And on a more direct, personal level, does not Dr. Vanier realize that amongst the first victims of any non-consensual extension of the euthanasia law (which is more than likely, as history attests) will be people like his very beloved and very vulnerable core members of L’Arche?  Does he not realize what will happen to the ‘safeguards’ that he proposes the legislation put in place?

This is truly saddening, and I hesitated even to write about it.  I had to listen to the audio more than a few times to be sure of what I was hearing, but Vanier’s statement to LifeSiteNews more or less makes his position clear.  My fear is that the CBC had him on as the voice of a rational, compromising, compassionate Catholicism, gently advocating the ‘medical assistance in dying’ bill, in rare instances, with love and all the proper ‘safeguards’, of course.

The CBC chose well, for Jean Vanier is indeed one of the great Catholics of the last and this century, giving his life up, including marriage and family, to work with the weakest and most vulnerable amongst us.  I had the honour to hear him speak and to meet him briefly a number of years ago at a talk he gave in Kingston.

But that is why his words are a scandal, and may lead others who are on the fence to support the proposed legislation, or even to consider availing themselves, or their loved ones, of euthanasia.  In his clarification, Dr. Vanier warns that one must not “take part of a series of remarks…out of context”, and I hope I have not done so here.  In fact, you can read the whole context yourselves.  To be clear, I do not think that Dr. Vanier is ‘pro euthanasia’, and his emphasis is on the accompanying of the dying via palliative care. I still hope that his words stemmed from some level of confusion about the law or what it entails.

That said, suicide and murder are never justified even in the most extreme cases, and a whole lot of palliative care cannot make up for even one deliberate killing.  We should pray that Jean Vanier retracts his words and reconsiders his position.  Or the Church may have to reconsider all the schools named after him (I have never been a fan of naming Catholic buildings after living people anyways, which used to be contrary to Church practice).

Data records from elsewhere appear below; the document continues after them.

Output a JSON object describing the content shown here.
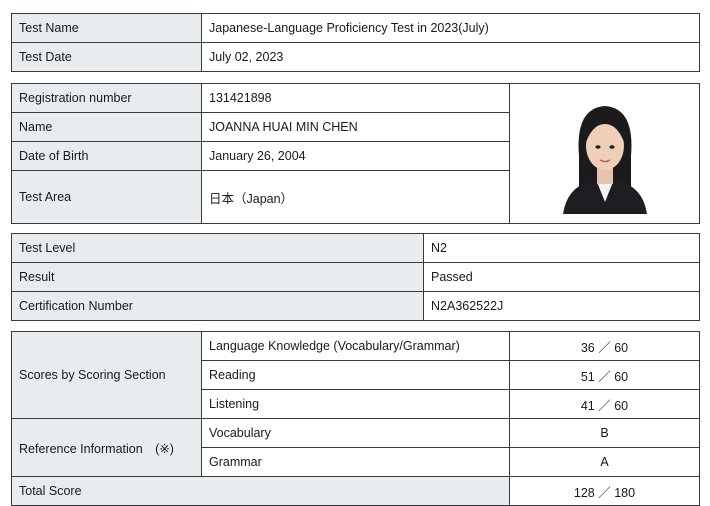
{
  "test_info": {
    "test_name_label": "Test Name",
    "test_name_value": "Japanese-Language Proficiency Test in 2023(July)",
    "test_date_label": "Test Date",
    "test_date_value": "July 02, 2023"
  },
  "examinee": {
    "registration_label": "Registration number",
    "registration_value": "131421898",
    "name_label": "Name",
    "name_value": "JOANNA HUAI MIN CHEN",
    "dob_label": "Date of Birth",
    "dob_value": "January 26, 2004",
    "area_label": "Test Area",
    "area_value": "日本（Japan）"
  },
  "result_info": {
    "level_label": "Test Level",
    "level_value": "N2",
    "result_label": "Result",
    "result_value": "Passed",
    "cert_label": "Certification Number",
    "cert_value": "N2A362522J"
  },
  "scores": {
    "section_label": "Scores by Scoring Section",
    "language_knowledge_label": "Language Knowledge (Vocabulary/Grammar)",
    "language_knowledge_score": "36 ／ 60",
    "reading_label": "Reading",
    "reading_score": "51 ／ 60",
    "listening_label": "Listening",
    "listening_score": "41 ／ 60",
    "reference_label": "Reference Information　(※)",
    "vocabulary_label": "Vocabulary",
    "vocabulary_grade": "B",
    "grammar_label": "Grammar",
    "grammar_grade": "A",
    "total_label": "Total Score",
    "total_value": "128 ／ 180"
  }
}
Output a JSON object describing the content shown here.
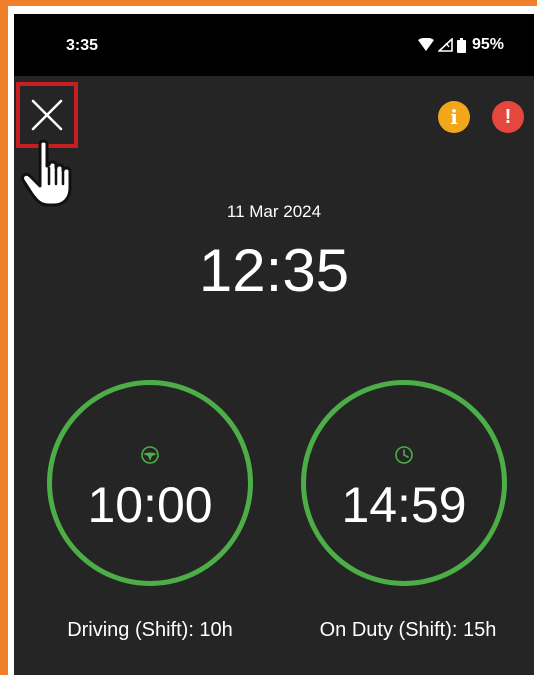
{
  "status_bar": {
    "time": "3:35",
    "battery": "95%",
    "icons": [
      "wifi-icon",
      "signal-icon",
      "battery-icon"
    ]
  },
  "header": {
    "close_icon": "close-icon",
    "info_icon": "info-icon",
    "alert_icon": "alert-icon"
  },
  "clock": {
    "date": "11 Mar 2024",
    "time": "12:35"
  },
  "timers": {
    "driving": {
      "icon": "steering-wheel-icon",
      "value": "10:00",
      "label": "Driving (Shift): 10h"
    },
    "on_duty": {
      "icon": "clock-icon",
      "value": "14:59",
      "label": "On Duty (Shift): 15h"
    }
  },
  "colors": {
    "ring": "#4dae48",
    "info": "#f2a71b",
    "alert": "#e5473e",
    "highlight": "#c61f1f",
    "frame": "#f07f2b",
    "background": "#252525"
  }
}
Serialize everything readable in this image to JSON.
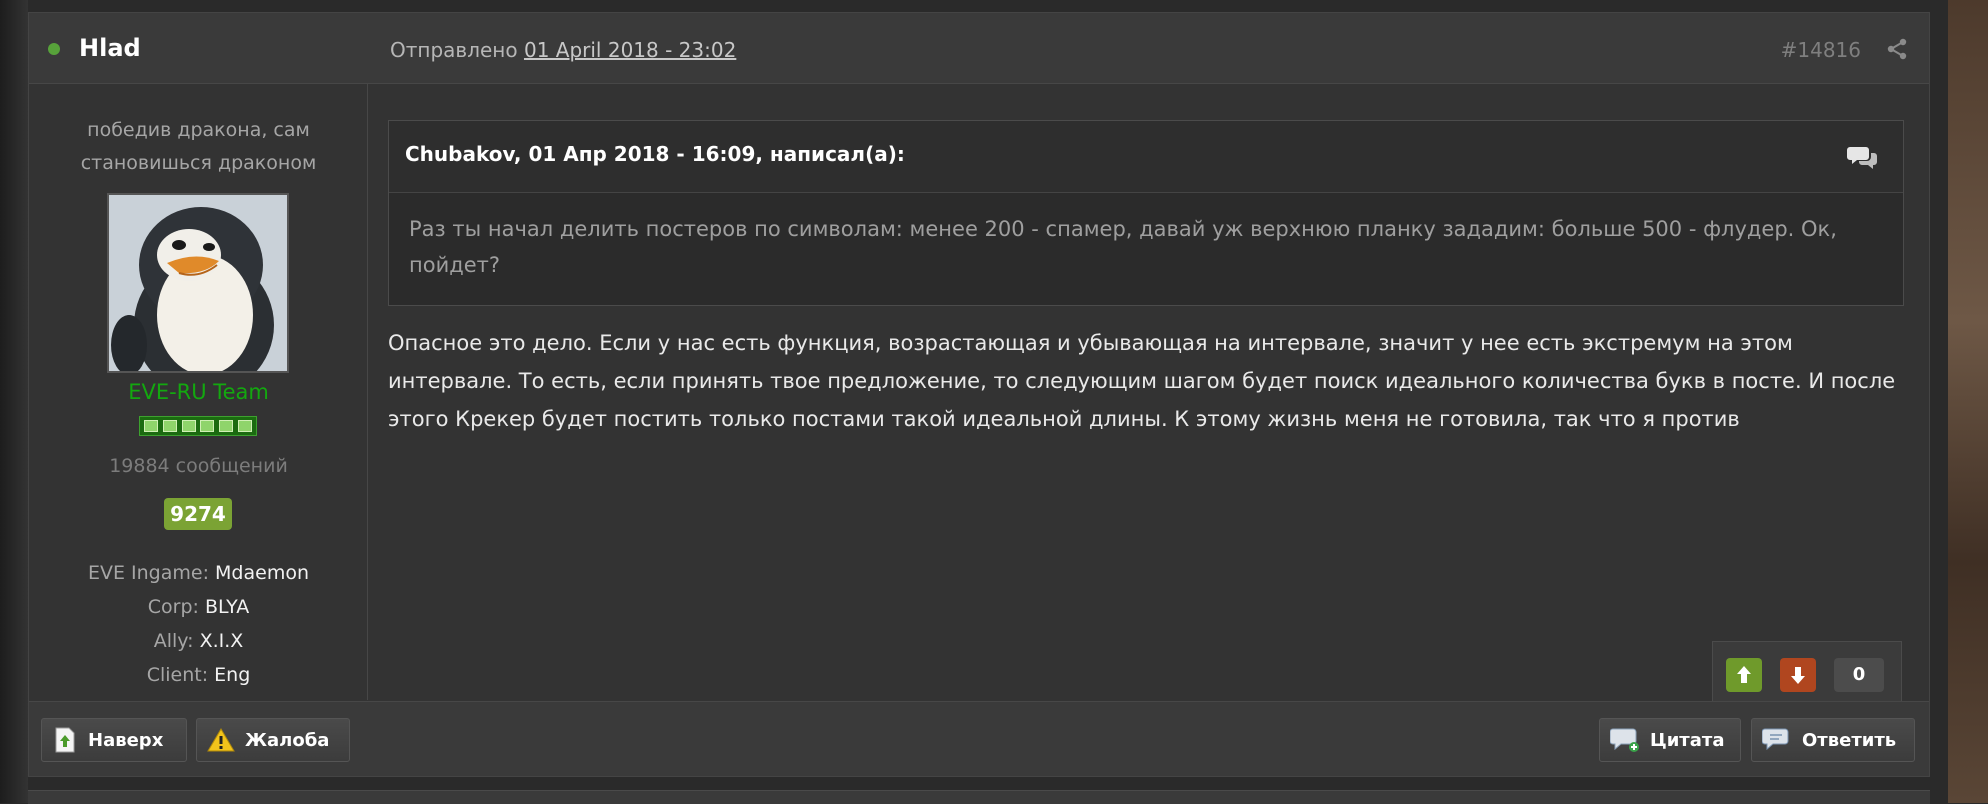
{
  "header": {
    "author": "Hlad",
    "posted_label": "Отправлено ",
    "posted_date": "01 April 2018 - 23:02",
    "post_number": "#14816"
  },
  "sidebar": {
    "user_title": "победив дракона, сам становишься драконом",
    "group": "EVE-RU Team",
    "post_count": "19884 сообщений",
    "reputation": "9274",
    "fields": [
      {
        "label": "EVE Ingame:",
        "value": "Mdaemon"
      },
      {
        "label": "Corp:",
        "value": "BLYA"
      },
      {
        "label": "Ally:",
        "value": "X.I.X"
      },
      {
        "label": "Client:",
        "value": "Eng"
      }
    ]
  },
  "quote": {
    "citation": "Chubakov, 01 Апр 2018 - 16:09, написал(а):",
    "text": "Раз ты начал делить постеров по символам: менее 200 - спамер, давай уж верхнюю планку зададим: больше 500 - флудер. Ок, пойдет?"
  },
  "post": {
    "text": "Опасное это дело. Если у нас есть функция, возрастающая и убывающая на интервале, значит у нее есть экстремум на этом интервале. То есть, если принять твое предложение, то следующим шагом будет поиск идеального количества букв в посте. И после этого Крекер будет постить только постами такой идеальной длины. К этому жизнь меня не готовила, так что я против"
  },
  "votes": {
    "count": "0"
  },
  "footer": {
    "top_label": "Наверх",
    "report_label": "Жалоба",
    "quote_label": "Цитата",
    "reply_label": "Ответить"
  },
  "colors": {
    "online": "#57a23a",
    "group": "#13a80f",
    "reputation": "#7ba334",
    "vote_up": "#6f9a2b",
    "vote_down": "#b0461f"
  }
}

It would be sad to see such a great life end on such a sad note.

John Paul Meenan is a professor of Theology and Natural Science at Our Lady Seat of Wisdom in Barry’s Bay, and blogs regularly at

Jean Vanier’s full statement to LifeSiteNews on assisted suicide

English translation

I stand by everything that I have said. The main thing is in any case to support life and to avoid all situations of suicide that originate in a situation of depression and solitude.

My sister Therese, who was a palliative care doctor, has always said that 97 percent of people die fully conscious and without suffering. For the remaining 3 percent, they worked at finding a way to administer medication so that all could die without suffering.

If the correct sedative or medication has not been found one cannot oblige someone to live through an unrelenting agony.

One must not take part of a series of remarks and take them out of context. The most important thing is to accompany people with a competent doctor and above all if possible involved in palliative care.

Pope Francis continues to tell us that everything cannot be regulated by a law and there are always exceptions.

Original French

Je maintiens tout ce que j’ai dit. L’essentiel de toute façon est de soutenir la vie et d’éviter toutes les situations de suicide qui vient d’une situation de dépression et de solitude.

Ma soeur Therese, qui a été médecin dans les soins palliatifs, a toujours dit que 97 % de personnes mourraient en pleine conscience et sans souffrance. Pour les 3 % restants ils travaillaient pour trouver la façon d’administrer les médicaments pour que tous puissent mourir sans souffrance.

Si l’on a pas trouvé les bons calmants ou médicaments on ne peut pas obliger quelqu’un de vivre en agonie sans rémission.

Il ne faut pas prendre une partie du discours en coupant du contexte. Le plus important c’est d’accompagner les personnes avec un médecin compétent et surtout si possible engagé dans les soins palliatifs.

Le pape François continue à nous dire que tout ne peut pas être réglé par une loi et qu’il y a toujours des exceptions.